King of the Street
Despite its prowess on the drag strip, the SS 454 Chevelle really earned its reputation on the street. In 1970 the street is where the action was and when the sun went down, the streets filled with cruisers. “A Mustang came up on the side and he looked over and said, ‘Do you want to run that thing, old man?’ I said, ‘Yeah, matter of fact I do.’ So he caught up to me finally at the next red light and he said ‘You don’t have a 350 in that car.’ I said, ‘Son, you never asked me what I had in it.’” Remembers a proud Chevelle owner.

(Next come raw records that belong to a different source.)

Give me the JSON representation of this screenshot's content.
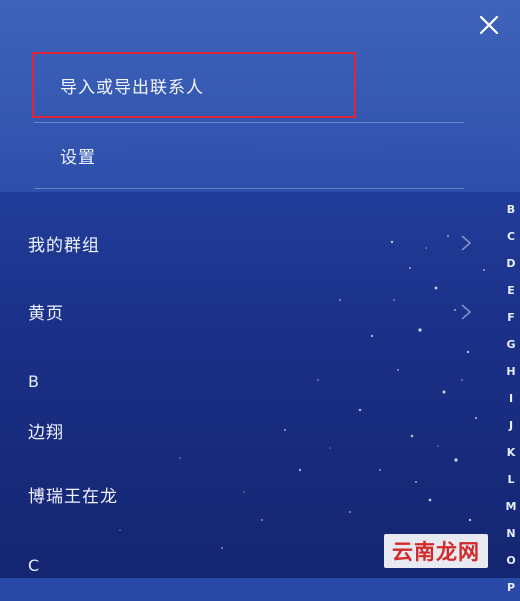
{
  "menu": {
    "items": [
      {
        "label": "导入或导出联系人"
      },
      {
        "label": "设置"
      }
    ]
  },
  "icons": {
    "close": "close-icon",
    "chevron": "chevron-right-icon"
  },
  "contacts": {
    "groups_label": "我的群组",
    "yellow_pages_label": "黄页",
    "sections": [
      {
        "letter": "B",
        "names": [
          "边翔",
          "博瑞王在龙"
        ]
      },
      {
        "letter": "C",
        "names": []
      }
    ]
  },
  "alphabet_index": [
    "B",
    "C",
    "D",
    "E",
    "F",
    "G",
    "H",
    "I",
    "J",
    "K",
    "L",
    "M",
    "N",
    "O",
    "P"
  ],
  "watermark": {
    "text": "云南龙网"
  },
  "colors": {
    "background_top": "#2a4aa8",
    "background_bottom": "#142671",
    "highlight_border": "#e0253b",
    "watermark_text": "#d12a2a"
  }
}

Part of the reason SS Chevelles enjoyed this king of the street reputation was sheer numbers. By 1970, Chevy had sold close to 400,000 Super Sport Chevelles, including almost 9000 SS 454 Chevelles in both LS5 andLS6 trim. No matter where you went, you were probably surrounded by Super Sports The SS 454 Chevelle continued in 1971 but it was definitely not a ground pounder anymore.

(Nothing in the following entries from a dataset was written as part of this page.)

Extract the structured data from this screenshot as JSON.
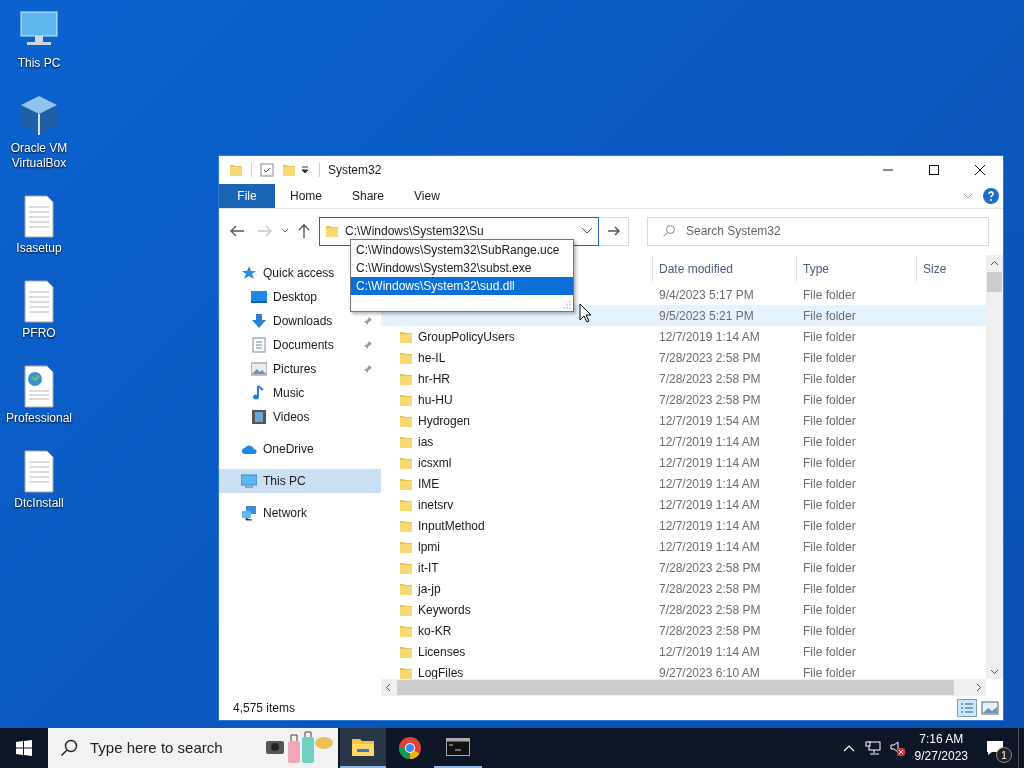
{
  "desktop_icons": [
    {
      "label": "This PC",
      "kind": "pc"
    },
    {
      "label": "Oracle VM VirtualBox",
      "kind": "vbox"
    },
    {
      "label": "Isasetup",
      "kind": "doc"
    },
    {
      "label": "PFRO",
      "kind": "doc"
    },
    {
      "label": "Professional",
      "kind": "webdoc"
    },
    {
      "label": "DtcInstall",
      "kind": "doc"
    }
  ],
  "window": {
    "title": "System32",
    "file_tab": "File",
    "ribbon_tabs": [
      "Home",
      "Share",
      "View"
    ],
    "address": {
      "value": "C:\\Windows\\System32\\Su"
    },
    "suggestions": [
      {
        "text": "C:\\Windows\\System32\\SubRange.uce",
        "selected": false
      },
      {
        "text": "C:\\Windows\\System32\\subst.exe",
        "selected": false
      },
      {
        "text": "C:\\Windows\\System32\\sud.dll",
        "selected": true
      }
    ],
    "search": {
      "placeholder": "Search System32"
    },
    "nav": [
      {
        "label": "Quick access",
        "kind": "star",
        "selected": false,
        "children": [
          {
            "label": "Desktop",
            "kind": "desktop",
            "pinned": false,
            "selected": false
          },
          {
            "label": "Downloads",
            "kind": "download",
            "pinned": true,
            "selected": false
          },
          {
            "label": "Documents",
            "kind": "documents",
            "pinned": true,
            "selected": false
          },
          {
            "label": "Pictures",
            "kind": "pictures",
            "pinned": true,
            "selected": false
          },
          {
            "label": "Music",
            "kind": "music",
            "pinned": false,
            "selected": false
          },
          {
            "label": "Videos",
            "kind": "videos",
            "pinned": false,
            "selected": false
          }
        ]
      },
      {
        "label": "OneDrive",
        "kind": "cloud",
        "selected": false
      },
      {
        "label": "This PC",
        "kind": "pc",
        "selected": true
      },
      {
        "label": "Network",
        "kind": "network",
        "selected": false
      }
    ],
    "columns": [
      "Date modified",
      "Type",
      "Size"
    ],
    "rows": [
      {
        "date": "9/4/2023 5:17 PM",
        "type": "File folder",
        "hovered": false
      },
      {
        "date": "9/5/2023 5:21 PM",
        "type": "File folder",
        "hovered": true
      },
      {
        "name": "GroupPolicyUsers",
        "date": "12/7/2019 1:14 AM",
        "type": "File folder",
        "hovered": false
      },
      {
        "name": "he-IL",
        "date": "7/28/2023 2:58 PM",
        "type": "File folder",
        "hovered": false
      },
      {
        "name": "hr-HR",
        "date": "7/28/2023 2:58 PM",
        "type": "File folder",
        "hovered": false
      },
      {
        "name": "hu-HU",
        "date": "7/28/2023 2:58 PM",
        "type": "File folder",
        "hovered": false
      },
      {
        "name": "Hydrogen",
        "date": "12/7/2019 1:54 AM",
        "type": "File folder",
        "hovered": false
      },
      {
        "name": "ias",
        "date": "12/7/2019 1:14 AM",
        "type": "File folder",
        "hovered": false
      },
      {
        "name": "icsxml",
        "date": "12/7/2019 1:14 AM",
        "type": "File folder",
        "hovered": false
      },
      {
        "name": "IME",
        "date": "12/7/2019 1:14 AM",
        "type": "File folder",
        "hovered": false
      },
      {
        "name": "inetsrv",
        "date": "12/7/2019 1:14 AM",
        "type": "File folder",
        "hovered": false
      },
      {
        "name": "InputMethod",
        "date": "12/7/2019 1:14 AM",
        "type": "File folder",
        "hovered": false
      },
      {
        "name": "lpmi",
        "date": "12/7/2019 1:14 AM",
        "type": "File folder",
        "hovered": false
      },
      {
        "name": "it-IT",
        "date": "7/28/2023 2:58 PM",
        "type": "File folder",
        "hovered": false
      },
      {
        "name": "ja-jp",
        "date": "7/28/2023 2:58 PM",
        "type": "File folder",
        "hovered": false
      },
      {
        "name": "Keywords",
        "date": "7/28/2023 2:58 PM",
        "type": "File folder",
        "hovered": false
      },
      {
        "name": "ko-KR",
        "date": "7/28/2023 2:58 PM",
        "type": "File folder",
        "hovered": false
      },
      {
        "name": "Licenses",
        "date": "12/7/2019 1:14 AM",
        "type": "File folder",
        "hovered": false
      },
      {
        "name": "LogFiles",
        "date": "9/27/2023 6:10 AM",
        "type": "File folder",
        "hovered": false
      }
    ],
    "status": "4,575 items"
  },
  "taskbar": {
    "search_placeholder": "Type here to search",
    "time": "7:16 AM",
    "date": "9/27/2023",
    "notifications": "1"
  }
}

The 1971 Super Sport Chevelle 454
The years after 1970 were particularly hard on the Super Sport Chevelle. The ’71 SS 454 still looked racy: the wide stripes and power bulge hood were still there but all the excitement was gone.
Keith Maney talks about the slow death of the muscle car: “With the advent of safety concerns, emissions concerns, fuel economy, things of that nature, really that was the death knell of the American super car, the American muscle car.” Chevy had planned to reissue a low compression LS6 with a 425 horse power rating but the engine just didn’t perform well enough. Burdened by all this, Chevy finally gave in and axed the LS6 from the line up. “These days a car has to get 25 or 30 miles to the gallon or else there’s a big tax placed on the manufacturer. Cars have to be very safe, you should be able to run a car through a group of trees and not harm the passengers. They can’t really stretch their imaginations as much as they did back in the good ol’ days when you could go down and buy a V8 rear wheel drive car that would seat four comfortably.” The Chevelle Super Sport is the best example of what Chevrolet was all about during the muscle car era. Chevrolet found out what the young car buyer wanted: tons of horsepower without a lot of frills. The SS Chevelle stayed at the top of the muscle car pack by always giving their customers these things at a price they could afford.
Yet, restoration projects are a great way to cultivate an appreciation for classic cars in the younger generation. One Chevelle restorer explains: “My son and I built the car together. When we got it, it was total basket case. The interior looked like rats had been living in it for a couple years, but my son and I, we’re really close and we used this car to spend our time down in the garage and just rebuilt it. I hate to see these cars be torn up and done away with because they don’t make ‘em like this anymore.”
Terry Gunter talks about the attention he receives at car shows: “A lot of people know and have heard of the cars but have actually never seen a Z60. I love taking it to the shows and talking to people, that’s what I enjoy doing.”
There’s a thing that happens to muscle car owners today that’s a bit of a pay back for all the sweat, the hard labor and the cost of restoring an old car. No matter where they go, they always hear the same thing.
“They come up and say, ‘I used to have one just like this.’” Says Gunter. It feels good to hear that and chances are, if you’re a Chevelle owner, the person you’re talking to probably did have one just like it.
For many, maintaining a Chevelle is a dream come true: “I was 13 years old in 1967, when this car first came up, and the first time I saw it, it was a Marina blue car and I said, ‘When I turn 16 or 17, I’ve gotta have that car.’ It was basically just an obsession of mine. I had posters all over my walls that Chevrolet had in the magazines promoting this car and it’s just something that I had to have.”
As long as people with this kind of dedication are still around, these wonderful cars will never die.